Data section →
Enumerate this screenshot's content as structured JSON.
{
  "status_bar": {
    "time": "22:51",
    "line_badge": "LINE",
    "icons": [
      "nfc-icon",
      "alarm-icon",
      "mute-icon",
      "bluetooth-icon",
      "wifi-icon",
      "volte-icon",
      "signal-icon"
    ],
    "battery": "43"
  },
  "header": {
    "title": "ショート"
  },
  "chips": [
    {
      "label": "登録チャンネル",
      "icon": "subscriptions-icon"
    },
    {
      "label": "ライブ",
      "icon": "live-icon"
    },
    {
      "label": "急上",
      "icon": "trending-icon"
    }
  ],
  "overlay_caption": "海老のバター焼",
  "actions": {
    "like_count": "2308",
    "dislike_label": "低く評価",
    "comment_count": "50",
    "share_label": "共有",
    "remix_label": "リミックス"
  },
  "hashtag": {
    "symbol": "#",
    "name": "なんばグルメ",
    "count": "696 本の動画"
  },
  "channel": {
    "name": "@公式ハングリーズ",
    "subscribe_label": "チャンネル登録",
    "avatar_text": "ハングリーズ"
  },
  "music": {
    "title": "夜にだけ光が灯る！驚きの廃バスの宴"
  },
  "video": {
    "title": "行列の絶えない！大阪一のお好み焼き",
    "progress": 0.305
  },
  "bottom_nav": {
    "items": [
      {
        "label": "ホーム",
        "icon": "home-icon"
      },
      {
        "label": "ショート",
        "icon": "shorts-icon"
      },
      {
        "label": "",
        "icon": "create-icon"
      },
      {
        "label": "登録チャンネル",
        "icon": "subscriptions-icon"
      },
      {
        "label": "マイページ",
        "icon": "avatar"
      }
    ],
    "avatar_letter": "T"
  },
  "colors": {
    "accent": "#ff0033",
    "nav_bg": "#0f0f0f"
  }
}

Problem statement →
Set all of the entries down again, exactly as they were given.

Solved problem →
Enumerate this screenshot's content as structured JSON.
{
  "status_bar": {
    "time": "22:51",
    "line_badge": "LINE",
    "icons": [
      "nfc-icon",
      "alarm-icon",
      "mute-icon",
      "bluetooth-icon",
      "wifi-icon",
      "volte-icon",
      "signal-icon"
    ],
    "battery": "43"
  },
  "header": {
    "title": "ショート"
  },
  "chips": [
    {
      "label": "登録チャンネル",
      "icon": "subscriptions-icon"
    },
    {
      "label": "ライブ",
      "icon": "live-icon"
    },
    {
      "label": "急上",
      "icon": "trending-icon"
    }
  ],
  "overlay_caption": "海老のバター焼",
  "actions": {
    "like_count": "2308",
    "dislike_label": "低く評価",
    "comment_count": "50",
    "share_label": "共有",
    "remix_label": "リミックス"
  },
  "hashtag": {
    "symbol": "#",
    "name": "なんばグルメ",
    "count": "696 本の動画"
  },
  "channel": {
    "name": "@公式ハングリーズ",
    "subscribe_label": "チャンネル登録",
    "avatar_text": "ハングリーズ"
  },
  "music": {
    "title": "夜にだけ光が灯る！驚きの廃バスの宴"
  },
  "video": {
    "title": "行列の絶えない！大阪一のお好み焼き",
    "progress": 0.305
  },
  "bottom_nav": {
    "items": [
      {
        "label": "ホーム",
        "icon": "home-icon"
      },
      {
        "label": "ショート",
        "icon": "shorts-icon"
      },
      {
        "label": "",
        "icon": "create-icon"
      },
      {
        "label": "登録チャンネル",
        "icon": "subscriptions-icon"
      },
      {
        "label": "マイページ",
        "icon": "avatar"
      }
    ],
    "avatar_letter": "T"
  },
  "colors": {
    "accent": "#ff0033",
    "nav_bg": "#0f0f0f"
  }
}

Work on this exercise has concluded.